DIRECTIONS FOR THIS TASK
Write out every entry exactly as given, but omit the pictures.

AVAILABLE RECORDS
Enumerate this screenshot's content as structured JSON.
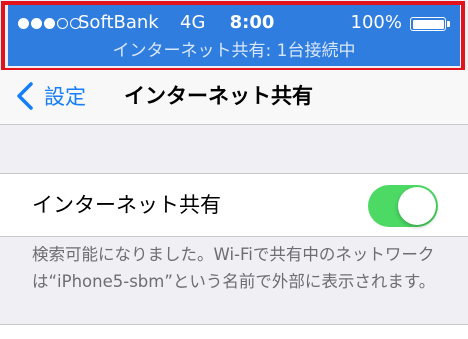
{
  "status_bar": {
    "carrier": "SoftBank",
    "network": "4G",
    "time": "8:00",
    "battery_percent": "100%",
    "battery_level": 1.0,
    "signal_bars": 3,
    "signal_total": 5,
    "hotspot_message": "インターネット共有: 1台接続中",
    "background_color": "#2f7ddf"
  },
  "highlight_color": "#e3131b",
  "navbar": {
    "back_label": "設定",
    "back_icon": "chevron-left-icon",
    "title": "インターネット共有",
    "tint_color": "#157efb"
  },
  "setting": {
    "label": "インターネット共有",
    "enabled": true,
    "toggle_color": "#4cd964"
  },
  "footnote": "検索可能になりました。Wi-Fiで共有中のネットワークは“iPhone5-sbm”という名前で外部に表示されます。"
}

FINISHED TASK
Enumerate this screenshot's content as structured JSON.
{
  "status_bar": {
    "carrier": "SoftBank",
    "network": "4G",
    "time": "8:00",
    "battery_percent": "100%",
    "battery_level": 1.0,
    "signal_bars": 3,
    "signal_total": 5,
    "hotspot_message": "インターネット共有: 1台接続中",
    "background_color": "#2f7ddf"
  },
  "highlight_color": "#e3131b",
  "navbar": {
    "back_label": "設定",
    "back_icon": "chevron-left-icon",
    "title": "インターネット共有",
    "tint_color": "#157efb"
  },
  "setting": {
    "label": "インターネット共有",
    "enabled": true,
    "toggle_color": "#4cd964"
  },
  "footnote": "検索可能になりました。Wi-Fiで共有中のネットワークは“iPhone5-sbm”という名前で外部に表示されます。"
}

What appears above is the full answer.